Jean d’Ormesson was born in Paris, the son of a Front populaire ambassador and friend of Léon Blum. He was brought up to respect traditional values. He studied at the Ecole normale supérieure and passed the philosophy aggregation. He was Secretary-General of the International Council for
- Jean D’ORMESSON
Philosophy and Humanistic Studies at UNESCO and the director of the French newspaper Le Figaro. He was awarded the Grand prix du roman de l’Académie française for "La Gloire de l’Empire" in 1971. On October 18, 1973, he was elected a member of the Académie française following the death of Jules Romains.
Jean d’Ormesson’s novels distinguish themselves by their singular genre. He has written, both traditional and somewhat autobiographical works like Au revoir et merci,and Du côté de chez Jean where he discusses his life, the life of a man confronted with various responsibilities and obstacles to simple experiences of happiness. And in other books, the writer explains his philosophical approach to life. Le Rapport Gabriel, La Douane de mer, Presque rien sur presque tout are life treatises. In his most recent books, he explores other aspects of life (Casimir mène la Grande Vie), introducing new and different characters (Voyez comme on danse).
- Odeur du temps (Héloise d’Ormesson, 2007)
A brief summary of l’Odeur du Temps :
This book is a collection of some of the thousands of articles written by Jean d’Ormesson for the Figaro from 1969 until recently. There are chronicles of his moody reactions to events, thoughts on a changing world, and enlightened interpretations. These witty writings were always an opportunity to pay homage to the great intellectuals of the end of the 20th century and the beginning of the 21st. Jean d’Ormesson talks in this book about his love of literature, art and life with a very contagious jubilation. He also gives an account of his many trips, both real and imaginary, with major figures such as the painter Raphaël, emperor Frederick 2nd , the poet Charles Péguy or tennisman John McEnroe.

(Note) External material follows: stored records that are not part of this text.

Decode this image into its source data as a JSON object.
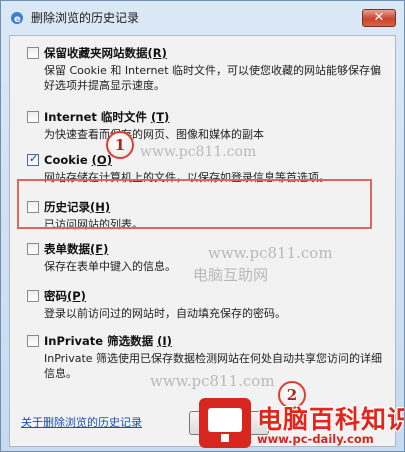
{
  "window": {
    "title": "删除浏览的历史记录",
    "close_label": "✕"
  },
  "options": [
    {
      "label": "保留收藏夹网站数据",
      "accel": "(R)",
      "checked": false,
      "desc": "保留 Cookie 和 Internet 临时文件，可以使您收藏的网站能够保存偏好选项并提高显示速度。"
    },
    {
      "label": "Internet 临时文件",
      "accel": "(T)",
      "checked": false,
      "desc": "为快速查看而保存的网页、图像和媒体的副本"
    },
    {
      "label": "Cookie",
      "accel": "(O)",
      "checked": true,
      "desc": "网站存储在计算机上的文件，以保存如登录信息等首选项。"
    },
    {
      "label": "历史记录",
      "accel": "(H)",
      "checked": false,
      "desc": "已访问网站的列表。"
    },
    {
      "label": "表单数据",
      "accel": "(F)",
      "checked": false,
      "desc": "保存在表单中键入的信息。"
    },
    {
      "label": "密码",
      "accel": "(P)",
      "checked": false,
      "desc": "登录以前访问过的网站时，自动填充保存的密码。"
    },
    {
      "label": "InPrivate 筛选数据",
      "accel": "(I)",
      "checked": false,
      "desc": "InPrivate 筛选使用已保存数据检测网站在何处自动共享您访问的详细信息。"
    }
  ],
  "callouts": [
    "1",
    "2"
  ],
  "footer": {
    "link": "关于删除浏览的历史记录"
  },
  "watermarks": {
    "url1": "www.pc811.com",
    "url2": "www.pc811.com",
    "url3": "www.pc811.com",
    "text1": "电脑互助网"
  },
  "brand": {
    "name": "电脑百科知识",
    "url": "www.pc-daily.com"
  }
}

His chronicles are at times erudite, enthusiastic or polemical, and are surprising in their freshness and candour. Even twenty or thirty years later, they still transport the reader to another dimension, while remaining truly entrenched in our century. They give us as much insight into the mind of the writer as would an autobiography.